Israel Election: Pocketbook Issues Trump Security Concerns

A man photographs Israeli Prime Minister Benjamin Netanyahu's election campaign banner in Jerusalem on March 11, 2015. Netanyahu is seeking a fourth term as prime minister in the March 17 parliamentary elections. Ammar Awad/Reuters

It's one week before the election here, and on March 10, Israel's Channel 2 published its last pre-election poll, orchestrated by veteran Israeli pollster Mina Tzemach.

This final poll showed the Zionist Camp (led by Yitzhak Herzog) with a four-seat advantage—with projections showing the Zionist camp earning 25 seats and Likud with 21 seats. This reflects the largest lead the Zionist Camp has held in this election campaign to date. Overall, these poll numbers indicate a clear strengthening of the center and left wing over the right wing.

The Tzemach poll is less a reflection of strengthening support for Herzog than a sign of the implosion of support for Prime Minister Benjamin Netanyahu and the Likud. I have been hearing people all over saying, "I am not thrilled with Herzog, but its time for a change."

I was in a restaurant this afternoon and witnessed an argument between the owner, his 60-plus-year-old-mother and two regulars. The whole group had previously been Likud supporters. However, today, only the mother still planned to vote for Netanyahu. As a result, she was being attacked by all the others.

The others argued that Netanyahu did not care about needs of the average Israeli; that the security situation has been the same for the last decade and will no doubt be the same for the next decade; Iran has been a threat for the last 10 years and will continue to be for the next 10. Therefore, it is time give someone else a chance to do something about the problems in the country.

This was a theme that has repeated itself continuously over the course of the last few days—whenever I talk to people about the elections.

It is true that Tel Aviv does not represent the views of the entire country. However, I heard the same message from a cross section of people, many who do not live in Tel Aviv. The same view has been echoed by many who have been traditional Likud supporters. They have had enough and they want change.

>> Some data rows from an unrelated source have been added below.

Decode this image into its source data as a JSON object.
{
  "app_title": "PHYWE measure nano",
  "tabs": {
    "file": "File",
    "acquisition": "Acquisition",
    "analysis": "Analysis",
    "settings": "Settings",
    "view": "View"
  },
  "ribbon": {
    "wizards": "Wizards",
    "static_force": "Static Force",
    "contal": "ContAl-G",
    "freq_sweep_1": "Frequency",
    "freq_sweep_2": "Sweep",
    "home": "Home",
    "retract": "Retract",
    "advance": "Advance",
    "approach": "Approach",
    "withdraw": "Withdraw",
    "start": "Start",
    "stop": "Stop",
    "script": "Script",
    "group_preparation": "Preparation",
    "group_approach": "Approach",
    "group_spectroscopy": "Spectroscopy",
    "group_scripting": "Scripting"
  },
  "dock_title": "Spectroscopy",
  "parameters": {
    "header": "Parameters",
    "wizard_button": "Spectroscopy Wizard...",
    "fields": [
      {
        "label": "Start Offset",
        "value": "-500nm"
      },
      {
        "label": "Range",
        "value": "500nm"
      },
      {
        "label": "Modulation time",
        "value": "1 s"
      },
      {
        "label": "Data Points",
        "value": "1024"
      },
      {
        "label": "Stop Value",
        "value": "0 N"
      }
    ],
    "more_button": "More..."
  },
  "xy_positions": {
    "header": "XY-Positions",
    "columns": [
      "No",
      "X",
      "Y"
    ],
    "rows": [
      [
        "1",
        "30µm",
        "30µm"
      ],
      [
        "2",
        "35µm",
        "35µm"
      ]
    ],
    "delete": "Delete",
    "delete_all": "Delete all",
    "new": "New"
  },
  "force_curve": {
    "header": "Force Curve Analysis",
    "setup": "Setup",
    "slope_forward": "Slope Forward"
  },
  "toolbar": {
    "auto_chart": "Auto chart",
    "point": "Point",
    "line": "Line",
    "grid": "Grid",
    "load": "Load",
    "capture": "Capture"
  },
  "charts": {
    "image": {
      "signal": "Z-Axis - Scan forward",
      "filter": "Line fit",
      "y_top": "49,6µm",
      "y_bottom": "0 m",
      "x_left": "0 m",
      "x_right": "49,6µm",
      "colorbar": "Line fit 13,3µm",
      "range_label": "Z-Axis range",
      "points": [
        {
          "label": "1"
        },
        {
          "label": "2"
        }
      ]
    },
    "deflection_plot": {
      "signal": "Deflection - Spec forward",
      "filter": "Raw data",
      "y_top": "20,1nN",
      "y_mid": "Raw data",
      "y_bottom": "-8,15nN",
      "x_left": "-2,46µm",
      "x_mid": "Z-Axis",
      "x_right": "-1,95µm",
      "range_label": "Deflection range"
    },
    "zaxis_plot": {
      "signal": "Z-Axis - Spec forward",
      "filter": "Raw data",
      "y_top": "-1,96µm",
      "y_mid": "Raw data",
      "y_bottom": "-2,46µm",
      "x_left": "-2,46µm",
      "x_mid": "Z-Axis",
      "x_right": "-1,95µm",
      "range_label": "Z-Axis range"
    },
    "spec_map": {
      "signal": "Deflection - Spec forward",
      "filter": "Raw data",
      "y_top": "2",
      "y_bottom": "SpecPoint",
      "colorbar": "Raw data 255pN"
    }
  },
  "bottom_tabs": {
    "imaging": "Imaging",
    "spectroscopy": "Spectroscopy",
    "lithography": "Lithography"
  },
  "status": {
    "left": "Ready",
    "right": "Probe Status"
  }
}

For the past week there has been a growing sense that Likud's traditional support has been less than enthusiastic and within the Likud there is a fear that come next Tuesday (election day), an energized Zionist Camp will execute a much more successful ground campaign in getting their voters out to the polls.

Netanyahu's bid to change the national discourse by going to Washington and discussing Iran seems to have failed—and may even have caused a backlash. More than a few people have been resentful of the fact that he went to talk to Congress and yet has not had the time to address the socio-economic needs of Israel, nor to appear in a single debate.

Walking the streets of Tel Aviv a mere seven months after the end of this past summer's Gaza War, it is hard to believe the change in public opinion that has taken place. During the war, I was convinced that if an election were held the country was going to vote overwhelming for the right wing. Seven months later that does not seem to be the case.

As the war made clear the limits of power, and how so little seems to change, this time Israelis appear intent on voting their pocket books. Throughout this campaign voters have consistently stated (by a margin of 58 percent, with very little variation) that economic and social matters were going to determine who they choose to vote for.

In the past, political observers have observed that Israelis say that what matters most are economic factors, but in the end vote based on their fears and security concerns. This time, Israelis may cast their ballots based on the fear that their children will not be able to buy an apartment. That concern may just win out over their fear that an extremely divided Arab world presents any significant threat to their future.

Historian Marc Schulman is the editor of An archive of his recent daily reports from Tel-Aviv can be found here.